Previous installments of this coastal Georgia saga appeared here and here.
Last week James Holland went along on an official inspection with the County Engineer. Not surprisingly, he had some concerns and put them in writing.
(As an aside, some people seem impressed with the historical significance of their names. So, a Joshua might want to assault some walls and a Paul might be susceptible to visions on the road. The County Engineer is, apparently, not one of those.)
There's a new wave of segmentation starting up in Georgia and likely moving to other southern states where counties providing services to large unincorporated areas are still the order of the day.
In other parts of the country, New England, the upper MidWest and the Western states, unincorporated territory has virtually disappeared as the landscape has been carved up into cities, also known as municipalities. Georgia has 159 counties serving about ten million people. So, you might think that, whether they are full-service or partial-service counties, the jurisdiction should be small and compact enough to do a credible job.
But, size doesn't seem to have much to do with the level of service.

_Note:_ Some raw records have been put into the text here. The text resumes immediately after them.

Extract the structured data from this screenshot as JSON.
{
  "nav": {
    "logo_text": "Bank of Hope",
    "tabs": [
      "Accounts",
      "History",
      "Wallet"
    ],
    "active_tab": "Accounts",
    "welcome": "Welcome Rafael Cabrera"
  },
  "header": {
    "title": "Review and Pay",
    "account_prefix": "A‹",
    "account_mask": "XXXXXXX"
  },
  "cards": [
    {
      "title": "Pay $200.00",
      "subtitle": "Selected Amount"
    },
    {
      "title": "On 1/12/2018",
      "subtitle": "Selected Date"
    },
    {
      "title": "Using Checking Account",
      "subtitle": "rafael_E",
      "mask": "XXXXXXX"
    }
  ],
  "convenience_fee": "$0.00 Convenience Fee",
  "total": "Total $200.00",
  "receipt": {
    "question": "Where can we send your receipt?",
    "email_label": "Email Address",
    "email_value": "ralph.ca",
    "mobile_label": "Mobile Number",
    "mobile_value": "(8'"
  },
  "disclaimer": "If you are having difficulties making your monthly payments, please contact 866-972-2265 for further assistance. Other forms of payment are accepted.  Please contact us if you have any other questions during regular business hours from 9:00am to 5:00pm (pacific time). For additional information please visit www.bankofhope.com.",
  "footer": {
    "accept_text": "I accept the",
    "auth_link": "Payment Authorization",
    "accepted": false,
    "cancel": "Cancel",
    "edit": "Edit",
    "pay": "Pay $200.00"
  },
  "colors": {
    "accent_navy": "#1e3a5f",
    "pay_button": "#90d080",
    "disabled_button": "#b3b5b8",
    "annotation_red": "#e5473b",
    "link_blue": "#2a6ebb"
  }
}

The proponents of setting up new municipal jurisdictions in Georgia quite frankly admit, as you'll see in the following video, that the segmentation and re-organization is largely motivated by money, nepotism and entrenched customs. So, in a sense, it's a divide to conquer strategy, even though co-operation is called for. Co-operation, we might note, is also what Congress claims to want from the President of the USA.
It has to be true that what we don't do, we don't know. At any rate, having never had reason to have, much less use, a fake ID (I've only ever been stopped and asked for my driver's license once in my 58 years of driving and then it was a bogus stop by a cop, who thought out-of-state plates = drug dealer), the whole birth certificate and voter ID kerfuffle has been a puzzlement. But now, having tried to run down the ownership of real estate in Georgia, it's occurred to me that the people, who relied on fake IDs in high school to buy liquor and cigarettes, now use that same strategy to conduct mostly sham business enterprises. For Georgians, Florida seems a favorite place to get chartered. Indeed, there are services on the internet that will file all the paper-work for a fee. Guess that's how Limited Liability Companies resident in P.O. Boxes qualify as owners of property.
For the first time since 2009, the rate at which the dollar moves through the economy on its way to becoming part of the Gross National Product has increased.
The Federal Reserve data collectors had to extend the number out three digits to get there. But, from a low of 1.381, we're now up to 1.386.
The high point for the rate was in the third quarter of 1981, when it reached 3.5 and the country was not only awash in paper dollars, but people were passing them around at an increasing rate. Couldn't have that, could we? Somebody had to put on the brakes. That's why we got double digit interest rates. And, ever since, the money bags have been slowing things down.
I suspect it's in the vain hope that, if they can just limit the supply of dollars to the hoi poloi, every dollar the money bags can snatch and stash will be worth more.